Which lines below contain "name"? Copy every one of them.

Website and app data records
****************************************

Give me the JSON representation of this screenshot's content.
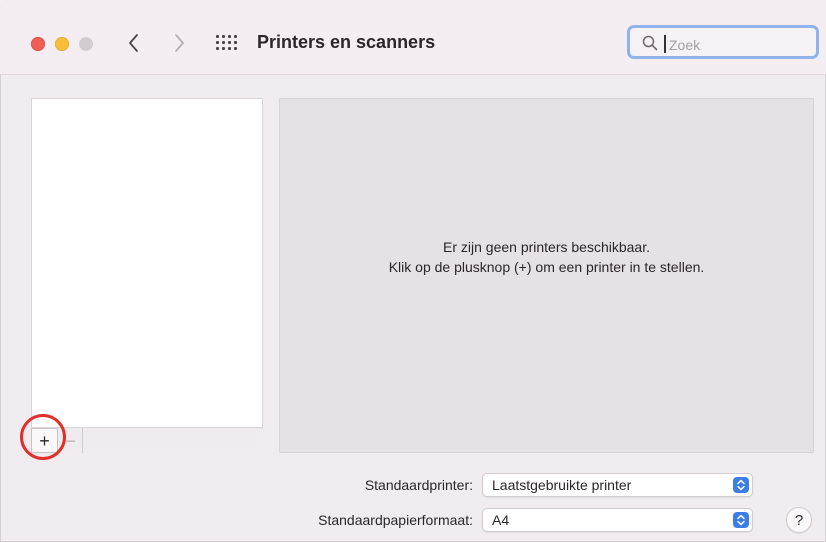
{
  "window": {
    "title": "Printers en scanners"
  },
  "search": {
    "placeholder": "Zoek",
    "value": ""
  },
  "list_toolbar": {
    "add_symbol": "+",
    "remove_symbol": "−"
  },
  "empty_state": {
    "line1": "Er zijn geen printers beschikbaar.",
    "line2": "Klik op de plusknop (+) om een printer in te stellen."
  },
  "settings": {
    "default_printer_label": "Standaardprinter:",
    "default_printer_value": "Laatstgebruikte printer",
    "default_paper_label": "Standaardpapierformaat:",
    "default_paper_value": "A4"
  },
  "help": {
    "symbol": "?"
  },
  "colors": {
    "accent": "#3c7ee6",
    "highlight": "#e0302a",
    "close": "#ee5e57",
    "minimize": "#f6bd3b"
  },
  "icons": [
    "chevron-left-icon",
    "chevron-right-icon",
    "grid-icon",
    "search-icon",
    "updown-chevron-icon"
  ]
}
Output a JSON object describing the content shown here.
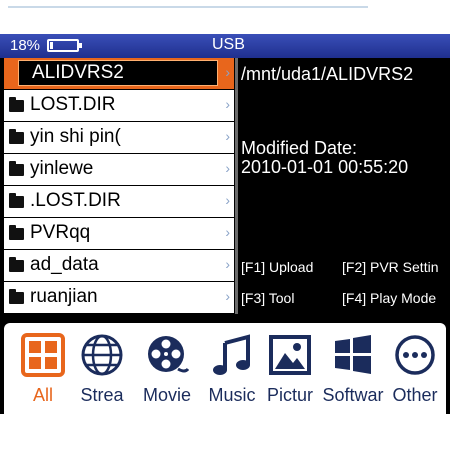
{
  "status": {
    "battery": "18%",
    "title": "USB"
  },
  "files": [
    {
      "name": "ALIDVRS2",
      "selected": true
    },
    {
      "name": "LOST.DIR"
    },
    {
      "name": "yin shi pin("
    },
    {
      "name": "yinlewe"
    },
    {
      "name": ".LOST.DIR"
    },
    {
      "name": "PVRqq"
    },
    {
      "name": "ad_data"
    },
    {
      "name": "ruanjian"
    }
  ],
  "info": {
    "path": "/mnt/uda1/ALIDVRS2",
    "modified_label": "Modified Date:",
    "modified_value": "2010-01-01 00:55:20"
  },
  "function_keys": {
    "f1": "[F1] Upload",
    "f2": "[F2] PVR Settin",
    "f3": "[F3] Tool",
    "f4": "[F4] Play Mode"
  },
  "categories": [
    {
      "label": "All",
      "icon": "grid-icon",
      "active": true
    },
    {
      "label": "Strea",
      "icon": "globe-icon"
    },
    {
      "label": "Movie",
      "icon": "film-reel-icon"
    },
    {
      "label": "Music",
      "icon": "music-note-icon"
    },
    {
      "label": "Pictur",
      "icon": "picture-icon"
    },
    {
      "label": "Softwar",
      "icon": "windows-icon"
    },
    {
      "label": "Other",
      "icon": "more-icon"
    }
  ],
  "colors": {
    "accent": "#e8661c",
    "statusbar": "#2a3da5",
    "label": "#1b2c5c"
  }
}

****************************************

Expected answer »
      "name": "ALIDVRS2",
      "name": "LOST.DIR"
      "name": "yin shi pin("
      "name": "yinlewe"
      "name": ".LOST.DIR"
      "name": "PVRqq"
      "name": "ad_data"
      "name": "ruanjian"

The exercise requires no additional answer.